Content starts

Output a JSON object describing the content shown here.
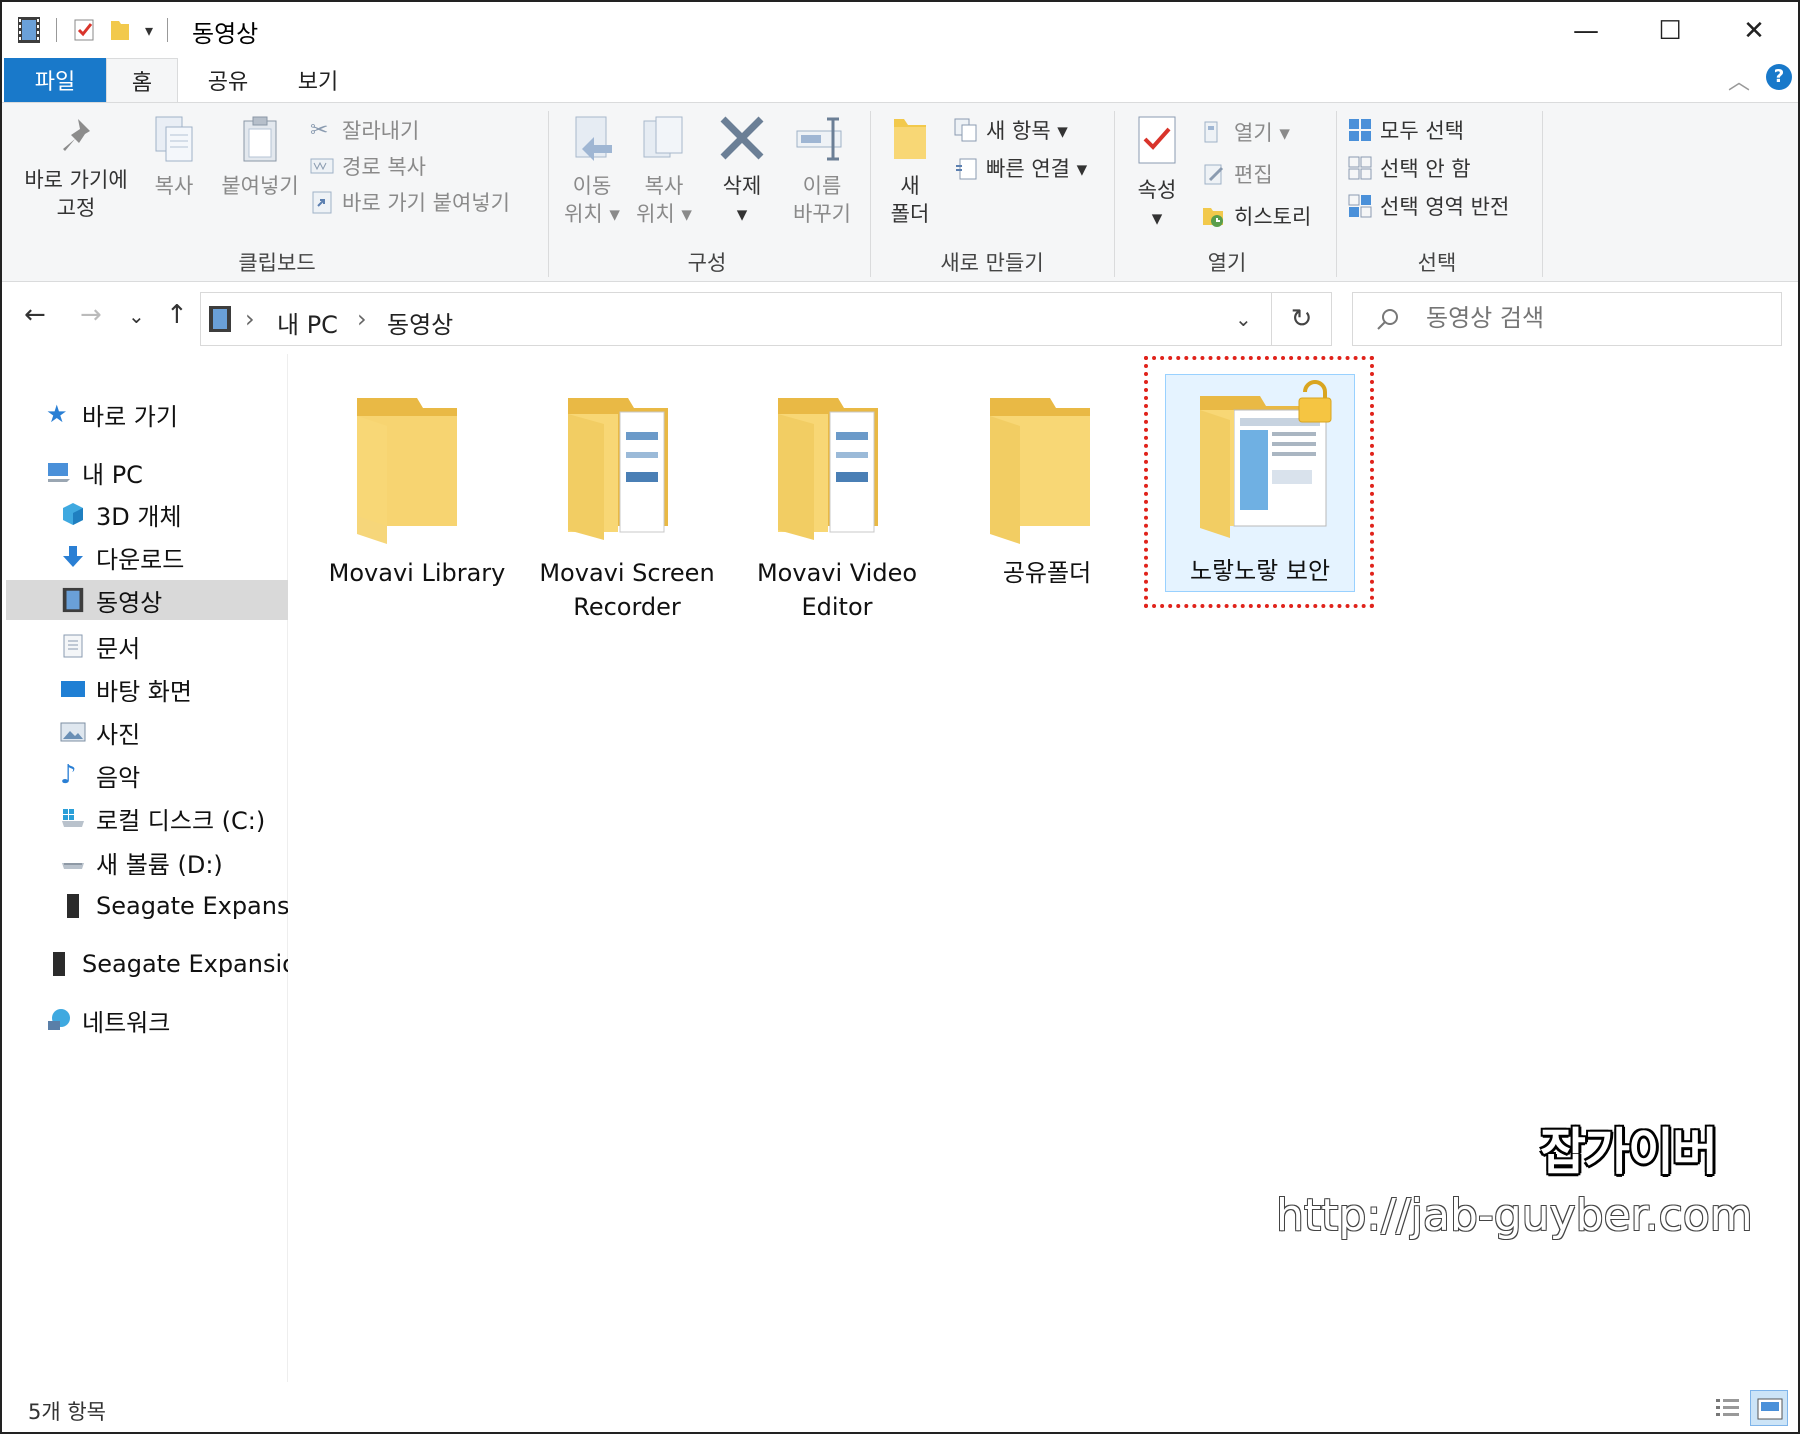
{
  "window": {
    "title": "동영상",
    "minimize": "—",
    "maximize": "☐",
    "close": "✕"
  },
  "tabs": {
    "file": "파일",
    "home": "홈",
    "share": "공유",
    "view": "보기"
  },
  "ribbon": {
    "clipboard": {
      "label": "클립보드",
      "pin": [
        "바로 가기에",
        "고정"
      ],
      "copy": "복사",
      "paste": "붙여넣기",
      "cut": "잘라내기",
      "copy_path": "경로 복사",
      "paste_shortcut": "바로 가기 붙여넣기"
    },
    "organize": {
      "label": "구성",
      "move": [
        "이동",
        "위치 ▾"
      ],
      "copyto": [
        "복사",
        "위치 ▾"
      ],
      "delete": [
        "삭제",
        "▾"
      ],
      "rename": [
        "이름",
        "바꾸기"
      ]
    },
    "new": {
      "label": "새로 만들기",
      "new_folder": [
        "새",
        "폴더"
      ],
      "new_item": "새 항목 ▾",
      "easy_access": "빠른 연결 ▾"
    },
    "open": {
      "label": "열기",
      "properties": [
        "속성",
        "▾"
      ],
      "open": "열기 ▾",
      "edit": "편집",
      "history": "히스토리"
    },
    "select": {
      "label": "선택",
      "select_all": "모두 선택",
      "select_none": "선택 안 함",
      "invert": "선택 영역 반전"
    }
  },
  "address": {
    "crumbs": [
      "내 PC",
      "동영상"
    ],
    "search_placeholder": "동영상 검색"
  },
  "nav": {
    "quick_access": "바로 가기",
    "this_pc": "내 PC",
    "objects3d": "3D 개체",
    "downloads": "다운로드",
    "videos": "동영상",
    "documents": "문서",
    "desktop": "바탕 화면",
    "pictures": "사진",
    "music": "음악",
    "local_c": "로컬 디스크 (C:)",
    "vol_d": "새 볼륨 (D:)",
    "seagate1": "Seagate Expansion",
    "seagate2": "Seagate Expansion",
    "network": "네트워크"
  },
  "folders": [
    {
      "line1": "Movavi Library",
      "line2": ""
    },
    {
      "line1": "Movavi Screen",
      "line2": "Recorder"
    },
    {
      "line1": "Movavi Video",
      "line2": "Editor"
    },
    {
      "line1": "공유폴더",
      "line2": ""
    },
    {
      "line1": "노랗노랗 보안",
      "line2": ""
    }
  ],
  "status": {
    "count": "5개 항목"
  },
  "watermark": {
    "name": "잡가이버",
    "url": "http://jab-guyber.com"
  },
  "colors": {
    "accent": "#1979ca",
    "folder": "#f8d775",
    "highlight": "#e0231b"
  }
}
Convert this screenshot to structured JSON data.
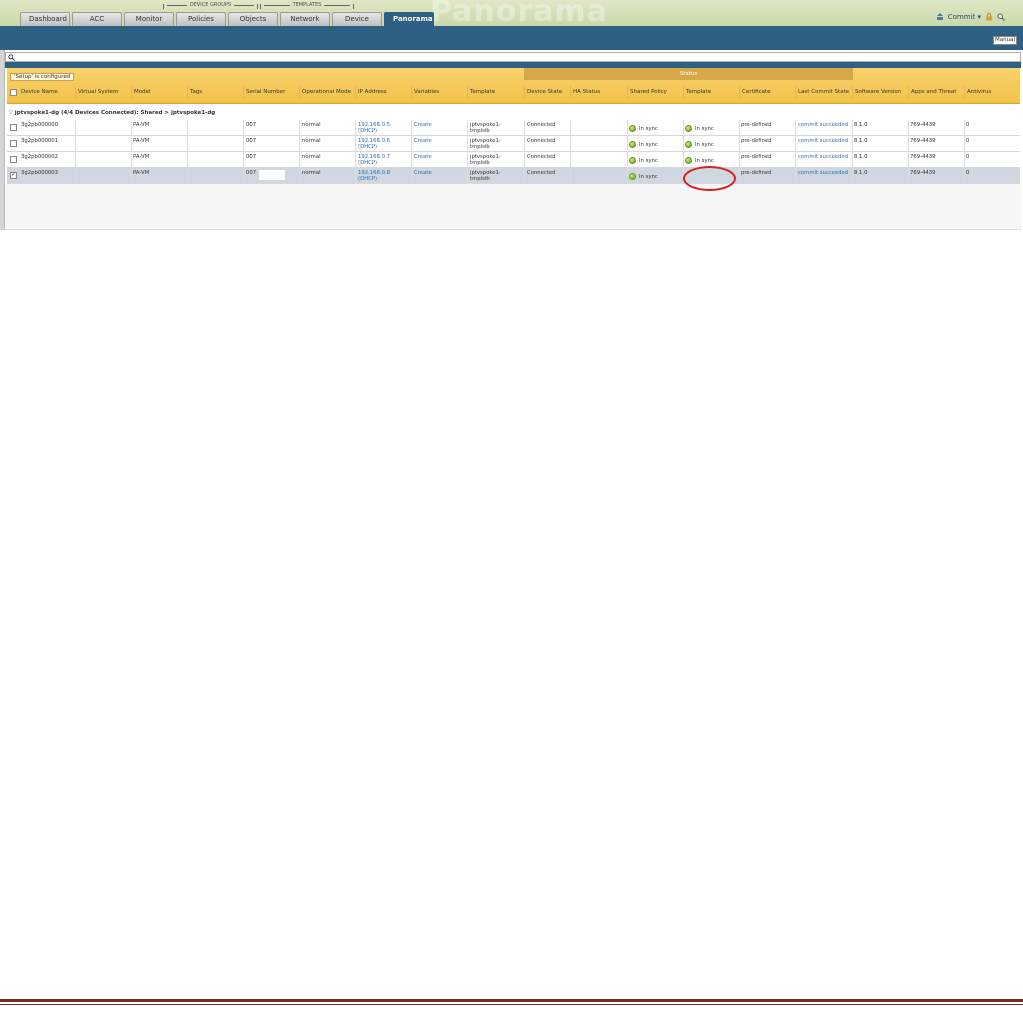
{
  "nav": {
    "group_device_groups": "DEVICE GROUPS",
    "group_templates": "TEMPLATES",
    "watermark": "Panorama",
    "tabs": [
      "Dashboard",
      "ACC",
      "Monitor",
      "Policies",
      "Objects",
      "Network",
      "Device",
      "Panorama"
    ],
    "active_tab": "Panorama",
    "commit_label": "Commit ▾"
  },
  "toolbar": {
    "mode_label": "Manual"
  },
  "table": {
    "status_band": "Status",
    "configured_badge": "'Setup' is configured",
    "columns": [
      "Device Name",
      "Virtual System",
      "Model",
      "Tags",
      "Serial Number",
      "Operational Mode",
      "IP Address",
      "Variables",
      "Template",
      "Device State",
      "HA Status",
      "Shared Policy",
      "Template",
      "Certificate",
      "Last Commit State",
      "Software Version",
      "Apps and Threat",
      "Antivirus"
    ],
    "group_label": "jptvspoke1-dg (4/4 Devices Connected): Shared > jptvspoke1-dg",
    "rows": [
      {
        "device_name": "3g2pb000000",
        "model": "PA-VM",
        "serial": "007",
        "mode": "normal",
        "ip": "192.168.0.5",
        "ip_sub": "(DHCP)",
        "variables": "Create",
        "template": "jptvspoke1-",
        "template_sub": "tmplstk",
        "state": "Connected",
        "shared_policy": "In sync",
        "template_status": "In sync",
        "certificate": "pre-defined",
        "commit_state": "commit succeeded",
        "software": "8.1.0",
        "apps": "769-4439",
        "antivirus": "0",
        "checked": false
      },
      {
        "device_name": "3g2pb000001",
        "model": "PA-VM",
        "serial": "007",
        "mode": "normal",
        "ip": "192.168.0.6",
        "ip_sub": "(DHCP)",
        "variables": "Create",
        "template": "jptvspoke1-",
        "template_sub": "tmplstk",
        "state": "Connected",
        "shared_policy": "In sync",
        "template_status": "In sync",
        "certificate": "pre-defined",
        "commit_state": "commit succeeded",
        "software": "8.1.0",
        "apps": "769-4439",
        "antivirus": "0",
        "checked": false
      },
      {
        "device_name": "3g2pb000002",
        "model": "PA-VM",
        "serial": "007",
        "mode": "normal",
        "ip": "192.168.0.7",
        "ip_sub": "(DHCP)",
        "variables": "Create",
        "template": "jptvspoke1-",
        "template_sub": "tmplstk",
        "state": "Connected",
        "shared_policy": "In sync",
        "template_status": "In sync",
        "certificate": "pre-defined",
        "commit_state": "commit succeeded",
        "software": "8.1.0",
        "apps": "769-4439",
        "antivirus": "0",
        "checked": false
      },
      {
        "device_name": "3g2pb000003",
        "model": "PA-VM",
        "serial": "007",
        "mode": "normal",
        "ip": "192.168.0.8",
        "ip_sub": "(DHCP)",
        "variables": "Create",
        "template": "jptvspoke1-",
        "template_sub": "tmplstk",
        "state": "Connected",
        "shared_policy": "In sync",
        "template_status": "",
        "certificate": "pre-defined",
        "commit_state": "commit succeeded",
        "software": "8.1.0",
        "apps": "769-4439",
        "antivirus": "0",
        "checked": true
      }
    ]
  },
  "colors": {
    "nav_blue": "#2f5f82",
    "header_gold": "#f3c24a",
    "status_band": "#d7a84a",
    "link_blue": "#2f6ea7",
    "sync_green": "#7fb42a",
    "annotation_red": "#d91f1f",
    "footer_rule": "#7b2c22"
  }
}
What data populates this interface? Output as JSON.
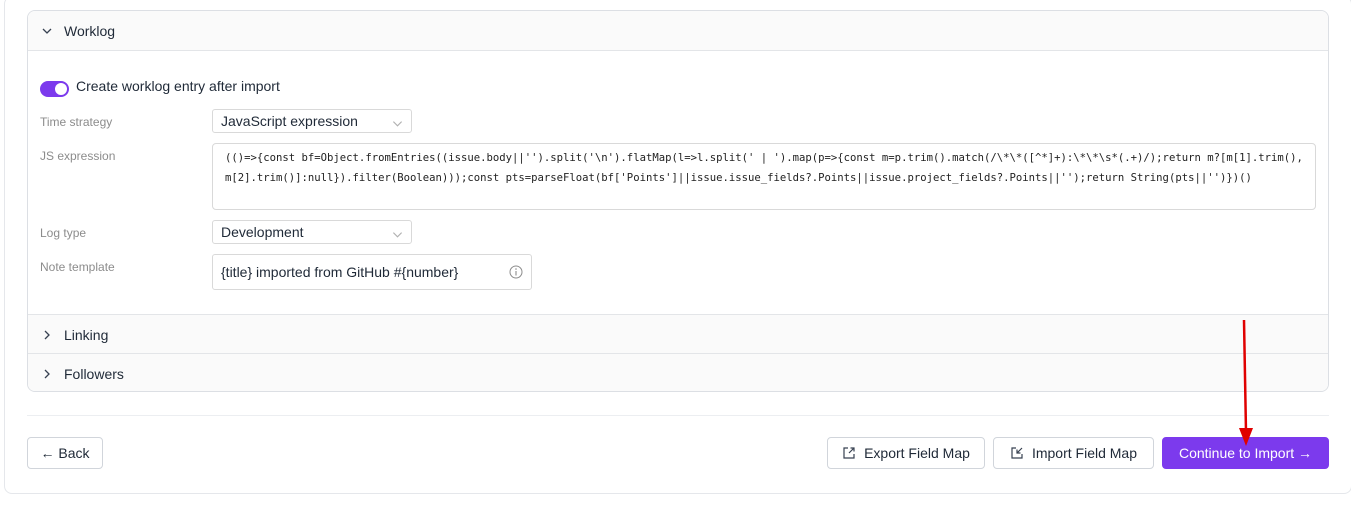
{
  "worklog": {
    "title": "Worklog",
    "toggle_label": "Create worklog entry after import",
    "toggle_on": true,
    "time_strategy_label": "Time strategy",
    "time_strategy_value": "JavaScript expression",
    "js_label": "JS expression",
    "js_value": "(()=>{const bf=Object.fromEntries((issue.body||'').split('\\n').flatMap(l=>l.split(' | ').map(p=>{const m=p.trim().match(/\\*\\*([^*]+):\\*\\*\\s*(.+)/);return m?[m[1].trim(),m[2].trim()]:null}).filter(Boolean)));const pts=parseFloat(bf['Points']||issue.issue_fields?.Points||issue.project_fields?.Points||'');return String(pts||'')})()",
    "log_type_label": "Log type",
    "log_type_value": "Development",
    "note_label": "Note template",
    "note_value": "{title} imported from GitHub #{number}"
  },
  "sections": {
    "linking": "Linking",
    "followers": "Followers"
  },
  "footer": {
    "back_label": "← Back",
    "export_label": "Export Field Map",
    "import_label": "Import Field Map",
    "continue_label": "Continue to Import →"
  },
  "colors": {
    "accent": "#7c3aed",
    "annotation_arrow": "#e00000"
  },
  "icons": {
    "chevron_down": "chevron-down-icon",
    "chevron_right": "chevron-right-icon",
    "info": "info-icon",
    "export": "export-icon",
    "import": "import-icon"
  }
}
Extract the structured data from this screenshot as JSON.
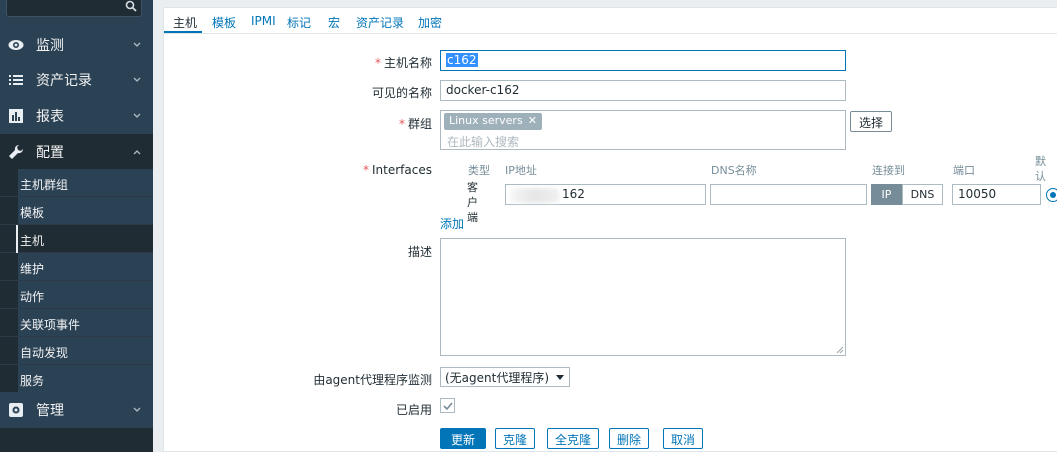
{
  "sidebar": {
    "search_icon": "search-icon",
    "menu": [
      {
        "label": "监测",
        "icon": "eye-icon"
      },
      {
        "label": "资产记录",
        "icon": "list-icon"
      },
      {
        "label": "报表",
        "icon": "bar-chart-icon"
      },
      {
        "label": "配置",
        "icon": "wrench-icon"
      },
      {
        "label": "管理",
        "icon": "gear-icon"
      }
    ],
    "submenu": [
      {
        "label": "主机群组"
      },
      {
        "label": "模板"
      },
      {
        "label": "主机"
      },
      {
        "label": "维护"
      },
      {
        "label": "动作"
      },
      {
        "label": "关联项事件"
      },
      {
        "label": "自动发现"
      },
      {
        "label": "服务"
      }
    ]
  },
  "tabs": [
    {
      "label": "主机"
    },
    {
      "label": "模板"
    },
    {
      "label": "IPMI"
    },
    {
      "label": "标记"
    },
    {
      "label": "宏"
    },
    {
      "label": "资产记录"
    },
    {
      "label": "加密"
    }
  ],
  "form": {
    "host_name": {
      "label": "主机名称",
      "value": "c162"
    },
    "visible_name": {
      "label": "可见的名称",
      "value": "docker-c162"
    },
    "groups": {
      "label": "群组",
      "tag": "Linux servers",
      "placeholder": "在此输入搜索",
      "select_button": "选择"
    },
    "interfaces": {
      "label": "Interfaces",
      "headers": {
        "type": "类型",
        "ip": "IP地址",
        "dns": "DNS名称",
        "connect": "连接到",
        "port": "端口",
        "default": "默认"
      },
      "row": {
        "type": "客户端",
        "ip_suffix": "162",
        "dns": "",
        "connect_ip": "IP",
        "connect_dns": "DNS",
        "port": "10050"
      },
      "add_link": "添加"
    },
    "description": {
      "label": "描述",
      "value": ""
    },
    "proxy": {
      "label": "由agent代理程序监测",
      "value": "(无agent代理程序)"
    },
    "enabled": {
      "label": "已启用",
      "checked": true
    }
  },
  "buttons": {
    "update": "更新",
    "clone": "克隆",
    "full_clone": "全克隆",
    "delete": "删除",
    "cancel": "取消"
  }
}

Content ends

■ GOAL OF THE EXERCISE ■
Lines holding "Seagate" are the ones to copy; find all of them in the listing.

■ TASK SOLUTION ■
    "seagate1": "Seagate Expansion",
    "seagate2": "Seagate Expansion",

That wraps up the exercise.